◆ Listed entries
----

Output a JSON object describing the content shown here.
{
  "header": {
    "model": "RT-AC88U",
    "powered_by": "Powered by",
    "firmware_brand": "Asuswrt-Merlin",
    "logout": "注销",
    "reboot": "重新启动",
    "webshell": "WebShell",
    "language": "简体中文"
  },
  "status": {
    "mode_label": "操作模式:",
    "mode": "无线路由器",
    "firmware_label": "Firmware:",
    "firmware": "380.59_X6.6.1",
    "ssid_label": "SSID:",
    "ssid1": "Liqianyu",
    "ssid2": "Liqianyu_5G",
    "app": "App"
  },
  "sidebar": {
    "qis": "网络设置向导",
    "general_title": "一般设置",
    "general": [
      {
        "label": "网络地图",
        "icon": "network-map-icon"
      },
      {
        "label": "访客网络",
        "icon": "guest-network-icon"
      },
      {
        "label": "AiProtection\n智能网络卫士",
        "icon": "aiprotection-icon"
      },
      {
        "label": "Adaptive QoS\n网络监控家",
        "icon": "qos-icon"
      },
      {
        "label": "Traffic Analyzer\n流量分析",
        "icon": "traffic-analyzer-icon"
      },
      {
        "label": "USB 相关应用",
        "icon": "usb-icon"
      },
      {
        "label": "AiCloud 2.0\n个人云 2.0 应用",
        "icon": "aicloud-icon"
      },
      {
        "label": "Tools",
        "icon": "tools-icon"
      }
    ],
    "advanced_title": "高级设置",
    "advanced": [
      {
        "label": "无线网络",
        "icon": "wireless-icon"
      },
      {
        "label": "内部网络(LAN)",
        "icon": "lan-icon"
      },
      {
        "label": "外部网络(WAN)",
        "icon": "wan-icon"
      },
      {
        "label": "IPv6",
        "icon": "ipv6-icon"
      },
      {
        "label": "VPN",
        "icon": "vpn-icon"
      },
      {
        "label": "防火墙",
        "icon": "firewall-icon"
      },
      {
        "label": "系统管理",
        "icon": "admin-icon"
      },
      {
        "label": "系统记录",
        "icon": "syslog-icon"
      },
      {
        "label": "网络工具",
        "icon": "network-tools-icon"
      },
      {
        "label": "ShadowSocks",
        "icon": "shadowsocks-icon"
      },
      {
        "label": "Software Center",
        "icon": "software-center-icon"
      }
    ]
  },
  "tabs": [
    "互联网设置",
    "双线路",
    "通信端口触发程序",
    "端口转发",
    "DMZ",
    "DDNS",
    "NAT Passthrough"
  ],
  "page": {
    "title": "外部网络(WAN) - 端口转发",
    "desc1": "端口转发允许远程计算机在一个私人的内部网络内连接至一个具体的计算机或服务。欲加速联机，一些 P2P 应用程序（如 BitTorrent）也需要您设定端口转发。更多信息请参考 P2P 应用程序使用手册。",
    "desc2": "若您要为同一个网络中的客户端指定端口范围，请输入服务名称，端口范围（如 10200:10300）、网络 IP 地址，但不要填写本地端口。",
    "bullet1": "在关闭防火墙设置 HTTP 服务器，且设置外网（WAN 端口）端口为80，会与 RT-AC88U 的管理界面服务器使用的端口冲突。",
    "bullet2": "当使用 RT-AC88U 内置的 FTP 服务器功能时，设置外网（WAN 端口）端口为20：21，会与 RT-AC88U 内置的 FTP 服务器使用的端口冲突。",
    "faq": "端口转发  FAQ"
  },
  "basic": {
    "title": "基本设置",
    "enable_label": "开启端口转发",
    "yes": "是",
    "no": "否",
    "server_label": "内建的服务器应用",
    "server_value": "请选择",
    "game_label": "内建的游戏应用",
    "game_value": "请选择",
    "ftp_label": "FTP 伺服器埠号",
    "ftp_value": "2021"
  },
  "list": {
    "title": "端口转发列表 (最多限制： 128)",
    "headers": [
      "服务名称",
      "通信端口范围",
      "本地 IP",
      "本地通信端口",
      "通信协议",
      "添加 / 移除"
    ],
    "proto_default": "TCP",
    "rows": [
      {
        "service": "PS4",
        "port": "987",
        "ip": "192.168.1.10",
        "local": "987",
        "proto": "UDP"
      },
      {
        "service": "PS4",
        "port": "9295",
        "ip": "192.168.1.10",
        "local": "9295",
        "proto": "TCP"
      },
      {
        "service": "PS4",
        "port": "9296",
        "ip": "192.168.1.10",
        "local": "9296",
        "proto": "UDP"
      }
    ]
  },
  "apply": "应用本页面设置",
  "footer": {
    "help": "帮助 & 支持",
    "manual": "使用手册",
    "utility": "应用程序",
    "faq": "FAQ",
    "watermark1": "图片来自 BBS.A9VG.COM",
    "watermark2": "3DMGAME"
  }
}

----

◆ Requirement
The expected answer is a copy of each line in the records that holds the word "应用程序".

◆ Response
    "desc1": "端口转发允许远程计算机在一个私人的内部网络内连接至一个具体的计算机或服务。欲加速联机，一些 P2P 应用程序（如 BitTorrent）也需要您设定端口转发。更多信息请参考 P2P 应用程序使用手册。",
    "utility": "应用程序",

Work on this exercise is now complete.